Create the Patch
The haikuporter program will apply the patch in the directory where the source package was extracted. For this to work, you need to create the patch like this:
- Place the directory (for example, named xyz-1.0.0) containing the original sources in a directory of your liking
- Place the directory containing the patched sources in the same directory. You'll need to rename it first, of course (say xyz-1.0.0-haiku
- Now create the patch with
diff -Naur xyz-1.0.0/ xyz-1.0.0-haiku/ > xyz-1.0.0.patch
Don't forget to clean your sources directories first (make distclean, for example).
- In the svn tree, create a directory named patches in the directory where the .bep is, and copy your new patch to this patches directory.
Congratulations! The generated patch is haikuporter compatible.
Note: when creating a patch from a svn or a similar repository, the developers of that software package will typically prefer it to be created from the top-most directory. However, haikuorter currently requires the patch to be created in the parent of that top-most directory.
As example, image we wish to create a patch of Haiku's OptionalPackage? file.

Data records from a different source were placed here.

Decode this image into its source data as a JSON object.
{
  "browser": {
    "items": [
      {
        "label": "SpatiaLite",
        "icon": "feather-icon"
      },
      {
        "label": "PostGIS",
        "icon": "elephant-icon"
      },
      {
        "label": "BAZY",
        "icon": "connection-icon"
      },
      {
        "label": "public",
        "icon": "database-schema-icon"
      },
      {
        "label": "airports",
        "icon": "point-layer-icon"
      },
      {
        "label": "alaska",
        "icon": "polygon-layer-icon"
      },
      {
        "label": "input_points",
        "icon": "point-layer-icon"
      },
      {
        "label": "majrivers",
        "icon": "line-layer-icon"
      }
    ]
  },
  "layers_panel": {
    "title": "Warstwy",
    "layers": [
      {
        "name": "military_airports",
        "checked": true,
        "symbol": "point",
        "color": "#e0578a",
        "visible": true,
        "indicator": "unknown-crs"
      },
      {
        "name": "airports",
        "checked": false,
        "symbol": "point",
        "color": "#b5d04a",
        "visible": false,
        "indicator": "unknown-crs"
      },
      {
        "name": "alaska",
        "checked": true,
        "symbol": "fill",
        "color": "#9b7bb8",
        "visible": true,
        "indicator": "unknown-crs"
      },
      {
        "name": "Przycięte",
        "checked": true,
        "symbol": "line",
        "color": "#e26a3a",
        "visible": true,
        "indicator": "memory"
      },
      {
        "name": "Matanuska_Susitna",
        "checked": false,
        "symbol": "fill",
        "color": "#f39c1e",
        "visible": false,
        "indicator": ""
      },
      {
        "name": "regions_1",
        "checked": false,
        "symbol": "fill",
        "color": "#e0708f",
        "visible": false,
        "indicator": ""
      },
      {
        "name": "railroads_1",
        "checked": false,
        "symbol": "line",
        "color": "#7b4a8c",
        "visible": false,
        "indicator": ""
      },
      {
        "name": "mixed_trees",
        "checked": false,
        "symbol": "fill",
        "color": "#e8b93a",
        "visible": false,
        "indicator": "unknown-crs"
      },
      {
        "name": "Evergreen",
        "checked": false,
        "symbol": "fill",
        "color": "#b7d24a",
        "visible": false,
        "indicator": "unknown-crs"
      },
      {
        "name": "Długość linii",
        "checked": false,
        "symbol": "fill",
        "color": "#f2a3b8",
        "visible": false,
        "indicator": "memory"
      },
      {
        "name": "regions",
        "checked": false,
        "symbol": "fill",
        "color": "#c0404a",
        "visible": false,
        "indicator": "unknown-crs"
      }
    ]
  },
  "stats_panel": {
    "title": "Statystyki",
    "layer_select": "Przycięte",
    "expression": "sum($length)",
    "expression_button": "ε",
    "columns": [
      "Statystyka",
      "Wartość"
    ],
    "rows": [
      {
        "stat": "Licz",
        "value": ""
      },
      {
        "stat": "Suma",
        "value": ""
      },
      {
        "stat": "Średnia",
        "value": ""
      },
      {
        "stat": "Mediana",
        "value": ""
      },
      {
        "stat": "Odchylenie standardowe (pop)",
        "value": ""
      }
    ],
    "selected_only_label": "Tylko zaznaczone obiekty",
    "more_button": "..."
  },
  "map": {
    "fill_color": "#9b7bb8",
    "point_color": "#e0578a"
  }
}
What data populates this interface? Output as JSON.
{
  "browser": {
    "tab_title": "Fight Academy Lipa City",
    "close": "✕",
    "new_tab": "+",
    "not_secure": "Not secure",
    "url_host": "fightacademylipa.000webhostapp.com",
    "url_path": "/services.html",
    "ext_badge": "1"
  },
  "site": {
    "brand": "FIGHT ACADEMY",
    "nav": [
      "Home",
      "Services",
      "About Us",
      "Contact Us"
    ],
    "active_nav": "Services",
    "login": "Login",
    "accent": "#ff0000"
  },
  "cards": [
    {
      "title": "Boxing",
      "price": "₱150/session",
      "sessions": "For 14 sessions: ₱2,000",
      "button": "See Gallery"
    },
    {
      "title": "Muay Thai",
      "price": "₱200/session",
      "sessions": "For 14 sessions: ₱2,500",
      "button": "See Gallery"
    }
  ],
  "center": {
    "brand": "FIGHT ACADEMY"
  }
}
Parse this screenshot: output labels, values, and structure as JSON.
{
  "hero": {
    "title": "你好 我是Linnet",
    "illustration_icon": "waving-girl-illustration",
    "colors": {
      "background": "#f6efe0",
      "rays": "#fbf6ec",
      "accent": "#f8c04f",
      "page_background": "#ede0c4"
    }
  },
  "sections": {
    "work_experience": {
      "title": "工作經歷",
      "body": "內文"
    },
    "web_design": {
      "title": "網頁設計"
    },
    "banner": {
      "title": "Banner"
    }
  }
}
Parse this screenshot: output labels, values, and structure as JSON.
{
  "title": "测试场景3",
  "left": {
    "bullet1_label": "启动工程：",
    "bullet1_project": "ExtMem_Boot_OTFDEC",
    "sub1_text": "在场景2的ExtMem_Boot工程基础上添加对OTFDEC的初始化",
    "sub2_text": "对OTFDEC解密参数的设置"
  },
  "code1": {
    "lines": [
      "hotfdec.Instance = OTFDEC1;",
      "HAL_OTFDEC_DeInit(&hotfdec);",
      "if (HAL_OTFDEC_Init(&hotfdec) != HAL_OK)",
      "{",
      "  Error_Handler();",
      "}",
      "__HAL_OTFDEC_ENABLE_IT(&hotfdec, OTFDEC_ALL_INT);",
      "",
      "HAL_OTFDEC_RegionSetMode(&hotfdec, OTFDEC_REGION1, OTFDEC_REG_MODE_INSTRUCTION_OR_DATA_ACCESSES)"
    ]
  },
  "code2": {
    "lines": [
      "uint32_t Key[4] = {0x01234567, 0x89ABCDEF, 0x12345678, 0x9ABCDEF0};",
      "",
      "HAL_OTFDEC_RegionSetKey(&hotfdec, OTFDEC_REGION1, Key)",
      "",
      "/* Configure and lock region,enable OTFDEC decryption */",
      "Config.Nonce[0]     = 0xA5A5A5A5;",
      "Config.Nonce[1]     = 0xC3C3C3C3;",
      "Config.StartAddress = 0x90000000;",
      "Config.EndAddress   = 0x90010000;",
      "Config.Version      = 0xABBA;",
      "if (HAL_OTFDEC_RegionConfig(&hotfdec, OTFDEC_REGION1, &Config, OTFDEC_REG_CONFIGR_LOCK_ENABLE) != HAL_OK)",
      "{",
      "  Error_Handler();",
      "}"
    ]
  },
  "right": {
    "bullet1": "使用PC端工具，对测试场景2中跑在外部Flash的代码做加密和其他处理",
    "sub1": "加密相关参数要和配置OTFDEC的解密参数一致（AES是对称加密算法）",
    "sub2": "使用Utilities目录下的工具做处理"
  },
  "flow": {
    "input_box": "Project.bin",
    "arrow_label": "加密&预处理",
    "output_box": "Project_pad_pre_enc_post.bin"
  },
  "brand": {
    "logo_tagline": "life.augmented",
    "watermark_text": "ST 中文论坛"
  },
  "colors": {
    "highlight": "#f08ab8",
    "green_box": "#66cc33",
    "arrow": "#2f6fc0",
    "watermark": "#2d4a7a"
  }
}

Yes, I realize this is a horrible example.
cd /path/haiku/ cd ../ svn diff haiku/build/jam/OptionalPackages > ~/OptionalPackage-<new-pkg>.patch
Cleaning your patch
When making a patch, be sure to check it over for stray files, you should verify that it only contains files you modified and not files that were generated during the build process. Examples of files that shouldn't be in a patch: config.guess, config.sub, acinclude.m4, aclocal.m4, etc.
One sure way to make a clean patch is to keep track of which files you modified. Say you modified main.c, Makefile.in and configure.in, create a new folder on your desktop and copy these three files you modified into it. Then extract the original source archive you downloaded into a fresh directory, and then right click it and create a duplicate of it. Now rename that duplicate to change the " copy" part to "-haiku". Now copy those 3 files you save earlier into that new "-haiku" directory, making sure to put them into the correct directories inside that "-haiku" one. Then create your patch from the parent directory that contains the original and the "-haiku" directories:
> ls xyz-1.2.3 xyz-1.2.3-haiku > diff -Naur xyz-1.2.3 xyz-1.2.3-haiku > xyz-1.2.3.patch
Then check your newly created patch, it should only contain the three files you modified, in this case main.c, Makefile.in and configure.in.